In February 2020, Doede Vierstra officially started as chair of the Supervisory Board. One month after that, the lockdown commenced. This period felt unreal. Even so, it was possible to work successfully on the greatest challenge facing Stedin according to Doede: the energy transition. ‘We are entering a phase in which everything will change. We will have to learn as we go along’
A visit to the crisis team in a building that was almost completely empty, a meeting of shareholders with cameras only and all shareholders attending remotely. It was an unusual start to a term of office. ‘Fortunately, I had already started onboarding before this, so I was in fact still able to shake a few people's hands’, Doede says. ‘It is admirable to see how quickly Stedin and all our stakeholders switched over to a new way of working, ensuring that consultations proceeded as usual. As a result, we did not lose any time with regard to talking about the energy transition. Everyone deserves praise for that.’
According to Doede, the energy transition is the greatest challenge for the Netherlands in the years ahead. ‘It is not easy to maintain a balance between all interests and the various tasks that need to be carried out. To that end, the Supervisory Board's role is to connect the parties involved. On the other hand, it is also a sparring partner, using its knowledge and experience to assist these talks in making the necessary progress. Sometimes, you need to push a little, and sometimes, you need to explain more.’ Above all, the challenge is to ensure that everyone moves at the same speed. ‘We can't advance any faster than the weakest link. That requires a huge amount of liaising and coordination.’
Doede, with ample experience on a variety of boards, believes the can-do mentality is typical of Stedin. ‘But so is the pervasive mutual trust. This is not something you'll find everywhere. We are open, we listen to each other and we don't play games with each other. We can share matters with the Works Council in all openness, because this is invariably dealt with in a constructive manner. That is worth a great deal, and it is something we need to cherish.
The four challenges for the years ahead

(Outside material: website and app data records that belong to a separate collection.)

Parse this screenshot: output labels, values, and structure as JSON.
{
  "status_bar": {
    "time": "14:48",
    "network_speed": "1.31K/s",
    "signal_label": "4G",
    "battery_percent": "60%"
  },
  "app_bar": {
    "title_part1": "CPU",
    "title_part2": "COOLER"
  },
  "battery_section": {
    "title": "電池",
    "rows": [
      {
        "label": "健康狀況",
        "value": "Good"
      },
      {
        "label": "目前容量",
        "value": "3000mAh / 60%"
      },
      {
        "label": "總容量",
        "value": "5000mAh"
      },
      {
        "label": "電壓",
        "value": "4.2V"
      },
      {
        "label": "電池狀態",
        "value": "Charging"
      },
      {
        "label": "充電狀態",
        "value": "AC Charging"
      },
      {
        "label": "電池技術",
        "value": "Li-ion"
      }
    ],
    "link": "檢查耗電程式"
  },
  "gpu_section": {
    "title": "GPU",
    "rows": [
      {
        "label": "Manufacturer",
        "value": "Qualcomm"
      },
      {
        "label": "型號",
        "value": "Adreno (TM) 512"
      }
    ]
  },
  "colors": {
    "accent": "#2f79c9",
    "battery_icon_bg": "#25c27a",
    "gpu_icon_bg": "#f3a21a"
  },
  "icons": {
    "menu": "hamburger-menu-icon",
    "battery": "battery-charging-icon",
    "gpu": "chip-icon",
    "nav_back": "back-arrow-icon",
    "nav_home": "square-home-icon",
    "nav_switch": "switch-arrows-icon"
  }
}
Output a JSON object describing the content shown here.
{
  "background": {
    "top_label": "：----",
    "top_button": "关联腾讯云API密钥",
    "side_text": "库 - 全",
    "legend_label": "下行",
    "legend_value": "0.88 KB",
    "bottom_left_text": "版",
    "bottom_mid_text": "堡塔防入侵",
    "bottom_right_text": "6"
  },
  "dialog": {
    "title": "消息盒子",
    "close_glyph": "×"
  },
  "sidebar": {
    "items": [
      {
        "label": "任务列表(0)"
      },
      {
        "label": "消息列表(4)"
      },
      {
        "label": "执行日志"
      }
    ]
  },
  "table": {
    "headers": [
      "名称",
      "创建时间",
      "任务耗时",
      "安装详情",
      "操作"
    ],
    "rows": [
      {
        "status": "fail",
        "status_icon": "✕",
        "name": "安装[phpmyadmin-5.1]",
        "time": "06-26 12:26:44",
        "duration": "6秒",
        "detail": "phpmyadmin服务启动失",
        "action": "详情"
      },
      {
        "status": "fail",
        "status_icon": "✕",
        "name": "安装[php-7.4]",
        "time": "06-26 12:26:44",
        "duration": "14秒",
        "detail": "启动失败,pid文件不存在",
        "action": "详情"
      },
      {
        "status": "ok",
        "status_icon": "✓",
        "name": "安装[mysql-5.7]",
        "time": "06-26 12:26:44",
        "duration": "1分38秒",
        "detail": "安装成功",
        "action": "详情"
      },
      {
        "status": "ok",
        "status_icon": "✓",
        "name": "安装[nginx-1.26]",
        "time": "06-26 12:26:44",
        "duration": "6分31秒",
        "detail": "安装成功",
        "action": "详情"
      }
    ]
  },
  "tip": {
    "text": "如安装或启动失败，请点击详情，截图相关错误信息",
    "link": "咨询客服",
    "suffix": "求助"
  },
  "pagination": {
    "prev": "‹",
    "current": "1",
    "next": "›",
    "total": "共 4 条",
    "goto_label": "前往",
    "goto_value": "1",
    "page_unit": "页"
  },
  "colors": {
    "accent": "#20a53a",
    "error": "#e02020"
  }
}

Doede sees four major challenges for the years ahead: how to finance the energy transition, laws and regulations, making choices and vital employees. ‘Above all, we need people with special competences, for instance in digital technologies. To me, those are the vital professionals. We must train and retain professionals ourselves.’ If you want to understand what is so radical about this transition, says Doede, you need to look at digitalisation. ‘What matters are our options for optimisation. What will we do if we temporarily don't need solar or wind energy? How can we deal with this in an intelligent way? This is hugely complex, calls for extensive digital knowledge and competence and will fundamentally change our infrastructure. That is what we need to prepare for now.’
How to finance the energy transition remains a big issue in this connection, of course. Stedin will need a great deal of money in the coming years to be able to make the investments required for the energy transition. ‘We will call on our shareholders for this, amongst others. It is important to me to show them that this is an investment that will deliver returns. And yes, it will require us to make choices. To be realistic. To ensure our customers are on board, so that they also know what is possible. For instance, endlessly committing to solar power in every municipality will not work. This cannot all be done at the same time, neither in practical nor in financial terms. That is why we want to look jointly at how this can be financed, why we engage in dialogue with the central government and why laws and regulations are so important. At present they are not calibrated to the new reality. Sooner rather than later, an adjustment will be required that takes account of the much higher investments.’
Doede hopes that we will transition to a sustainable energy system that makes optimal use of all sustainable sources at our disposal and in which no energy is lost. ‘That is the grail we are chasing. The way I see it, it is highly worthwhile to contribute to this.’